It's pretty simple, really. The speed with which these projects come on-line depends on the amount of support the projects receive. Here are some ways you can support the open-source research we're doing.
If you see the importance of enabling rural communities to meet their energy needs using environmentally positive technologies, we need your support. There is no paid staff working on this project, and the equipment gathered so far has been paid for out-of-pocket by volunteers who believe that this work needs to be done within an open source framework.
As this project moves from the conceptual stage into the working-model stage, that transformation will require an on-going capital investment which exceeds what we can do alone. We're not talking about huge numbers, and we understand that an injection of too much capital can derail a sustainability project in the same way that the application of too much chicken manure can kill a garden.
Even so, the timely availability of the funds needed to purchase the components that go into constructing computer-controlled hydraulic compressors, or the rebar and concrete needed for the Analog's foundation, is critical to moving this next phase of the project forward. We estimate that a support level of $1,000 a month will enable our volunteer researchers to move the project along in a timely manner.

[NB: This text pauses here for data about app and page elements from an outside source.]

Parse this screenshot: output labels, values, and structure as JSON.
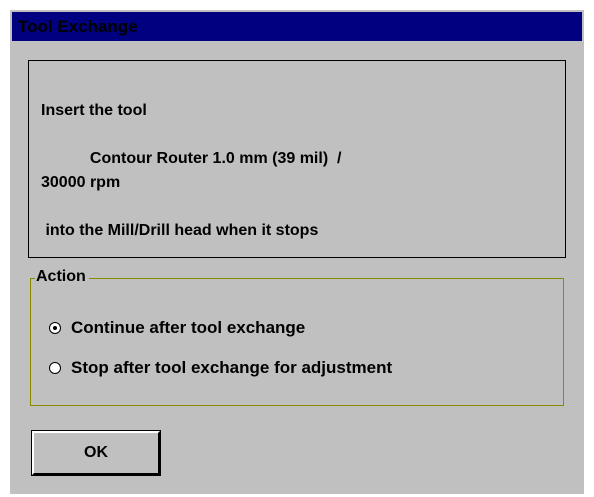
{
  "window": {
    "title": "Tool Exchange"
  },
  "message": {
    "line1": "Insert the tool",
    "line2": "           Contour Router 1.0 mm (39 mil)  /",
    "line3": "30000 rpm",
    "line4": " into the Mill/Drill head when it stops"
  },
  "action_group": {
    "label": "Action",
    "options": [
      {
        "label": "Continue after tool exchange",
        "checked": true
      },
      {
        "label": "Stop after tool exchange for adjustment",
        "checked": false
      }
    ]
  },
  "buttons": {
    "ok_label": "OK"
  },
  "colors": {
    "titlebar": "#000080",
    "dialog_background": "#c0c0c0",
    "group_border": "#8a8a00"
  }
}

Contributions go to purchase the materials needed to move this research forward, and True Fans have access to a detailed accounting of those expenditures. One of the reasons we're taking this work public now is our perception that the window of time in which this work needs to be put together and disseminated is closing. You can help make this project succeed more quickly by becoming a True Fan and committing to making a monthly investment in this work. Even small amounts add up.
Kurosawa's 1954 film Seven Samurai tells the story of an isolated village that is being repeatedly robbed by bandits. If this continues, the village will wither and die as the farmers either starve or have to abandon their land. Knowing that the bandits will return as soon as the next crop is harvested, the farmers are desperate.
The village elder advises them to journey to the city to find samurai who will fight to defend them from the bandits. Knowing they lack the money to hire skilled fighters, they ask the old man: "How can we find samurai we can pay with only rice?"
He counsels them to, "Find hungry samurai."
Rural villages today find themselves in a similar situation as the cost of non-renewable energy sources drains them of the capital they need to keep their community alive. Year by year, they have to sell off more resources to pay their energy bills, and watch as their young people leave to seek work and income elsewhere. Without some way to reverse this process, those villages will shutter their windows and die.
Who must do the hard thing?
‒ Those who can.
‒ Sicilian proverb
Lots of people understand that a social order founded on the increasing consumption of non-renewable resources will inevitably crash as those cheap resources become scarce, and an endless series of resource wars squander what is left. Before long the only resources that rural people will be able to depend on is what they can create themselves using sunshine, rain, and air.
There is another way, one that involves the wise stewardship of life and the living, but it will not be easy to find our way there from where we are now. Study and practice are needed since those who want to work effectively with nature have to be able to read the language that nature's stories are written in. They have to prepare themselves in order to see, understand, and work with what is truly there. These are not skills that are learned in a day.
Most college grads aspire to find jobs that will reward them for their educational investment; fair enough. But there are also a precious few who understand that they are stepping onto the world stage at a time when humanity will either change its relationship to nature, or die out.
We're looking for people who understand that their skills and resources can be used to continue grinding the earth into dust, but have determined to work instead to help humanity return to ways that create life.
We're looking for people who are hungry to fight for life and the living.
This is not an easy undertaking. Untangling the skein of life and then knitting together a new and durable fabric will require patience, focus, and commitment. There's an element of risk and no certainty of success‒only the opportunity to test ourselves against a challenge that is worthy of our best effort.
Open-source research isn't for those who are looking to become famous, or rich, or powerful; it's for people who feel called to do meaningful work for the common good. In short, we're looking for heroes. People who's names may not stand out, but who are heros just the same.
If you believe that you're such a person, or you know such a person, please get in touch with us; our email is